## Data for analysis
_ _ _ _ _
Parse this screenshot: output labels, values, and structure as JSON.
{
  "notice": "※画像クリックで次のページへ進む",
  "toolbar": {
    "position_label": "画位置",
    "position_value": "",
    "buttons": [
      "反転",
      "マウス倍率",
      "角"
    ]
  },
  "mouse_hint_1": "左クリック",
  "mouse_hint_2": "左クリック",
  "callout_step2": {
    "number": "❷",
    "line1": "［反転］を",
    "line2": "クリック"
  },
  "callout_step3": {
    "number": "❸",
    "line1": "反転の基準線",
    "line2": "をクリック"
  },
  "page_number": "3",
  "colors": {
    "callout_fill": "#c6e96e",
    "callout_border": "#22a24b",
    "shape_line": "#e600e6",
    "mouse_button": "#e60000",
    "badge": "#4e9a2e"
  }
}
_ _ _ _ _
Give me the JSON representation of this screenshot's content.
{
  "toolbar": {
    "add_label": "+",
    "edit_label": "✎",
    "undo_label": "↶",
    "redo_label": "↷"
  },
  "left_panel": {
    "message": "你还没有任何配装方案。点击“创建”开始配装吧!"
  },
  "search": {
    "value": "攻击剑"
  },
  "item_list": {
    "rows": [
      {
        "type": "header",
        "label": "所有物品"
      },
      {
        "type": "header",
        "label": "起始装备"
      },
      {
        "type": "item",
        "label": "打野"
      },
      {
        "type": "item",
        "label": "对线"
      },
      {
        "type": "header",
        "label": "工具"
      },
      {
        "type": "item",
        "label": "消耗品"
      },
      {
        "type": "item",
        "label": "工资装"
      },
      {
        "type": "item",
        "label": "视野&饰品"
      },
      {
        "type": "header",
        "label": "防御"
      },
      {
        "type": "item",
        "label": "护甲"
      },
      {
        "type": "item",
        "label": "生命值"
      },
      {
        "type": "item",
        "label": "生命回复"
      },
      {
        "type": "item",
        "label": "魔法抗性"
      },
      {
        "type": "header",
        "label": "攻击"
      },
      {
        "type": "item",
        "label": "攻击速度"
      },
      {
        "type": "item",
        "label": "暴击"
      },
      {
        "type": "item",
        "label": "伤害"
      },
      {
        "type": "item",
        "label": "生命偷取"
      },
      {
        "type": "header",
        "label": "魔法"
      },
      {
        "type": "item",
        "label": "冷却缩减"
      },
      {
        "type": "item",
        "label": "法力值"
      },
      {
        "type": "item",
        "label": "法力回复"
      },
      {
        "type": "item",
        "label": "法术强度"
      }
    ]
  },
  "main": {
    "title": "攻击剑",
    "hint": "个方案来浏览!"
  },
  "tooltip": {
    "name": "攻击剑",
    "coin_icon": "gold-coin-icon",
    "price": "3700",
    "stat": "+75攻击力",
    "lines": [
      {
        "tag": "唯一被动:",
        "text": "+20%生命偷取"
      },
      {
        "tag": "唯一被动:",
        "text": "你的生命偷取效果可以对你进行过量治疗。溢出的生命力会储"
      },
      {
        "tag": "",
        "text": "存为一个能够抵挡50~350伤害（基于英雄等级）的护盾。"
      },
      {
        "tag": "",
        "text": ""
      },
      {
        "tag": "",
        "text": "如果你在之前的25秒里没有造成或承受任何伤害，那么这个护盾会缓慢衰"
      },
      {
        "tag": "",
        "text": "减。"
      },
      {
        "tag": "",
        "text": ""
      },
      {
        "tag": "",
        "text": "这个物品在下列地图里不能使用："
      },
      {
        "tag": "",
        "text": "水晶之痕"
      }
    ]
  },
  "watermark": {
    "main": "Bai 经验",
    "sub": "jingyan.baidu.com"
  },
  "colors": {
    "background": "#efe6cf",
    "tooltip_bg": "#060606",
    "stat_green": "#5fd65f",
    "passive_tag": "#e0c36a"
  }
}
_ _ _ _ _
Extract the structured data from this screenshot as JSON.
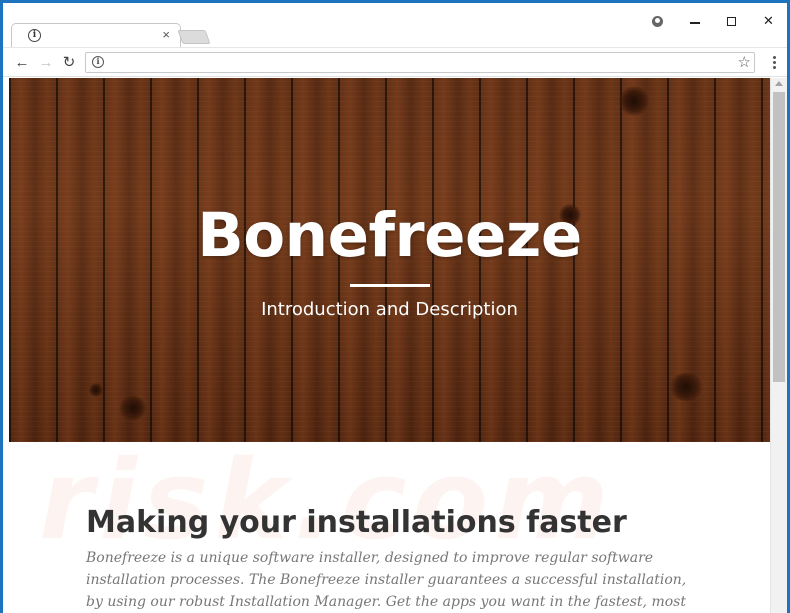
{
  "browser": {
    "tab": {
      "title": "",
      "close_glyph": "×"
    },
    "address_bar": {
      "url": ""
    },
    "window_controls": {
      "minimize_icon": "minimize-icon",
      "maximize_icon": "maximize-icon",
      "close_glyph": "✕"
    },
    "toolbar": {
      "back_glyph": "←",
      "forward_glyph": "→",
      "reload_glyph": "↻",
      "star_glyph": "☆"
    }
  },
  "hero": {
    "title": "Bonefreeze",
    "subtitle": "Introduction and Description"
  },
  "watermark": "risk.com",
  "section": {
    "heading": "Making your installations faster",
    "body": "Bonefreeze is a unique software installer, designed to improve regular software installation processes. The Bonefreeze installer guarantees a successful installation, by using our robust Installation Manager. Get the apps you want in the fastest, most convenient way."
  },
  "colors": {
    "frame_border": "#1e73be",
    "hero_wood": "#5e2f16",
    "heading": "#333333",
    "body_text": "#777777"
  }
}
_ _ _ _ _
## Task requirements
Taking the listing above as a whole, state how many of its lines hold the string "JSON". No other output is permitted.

## Answer
3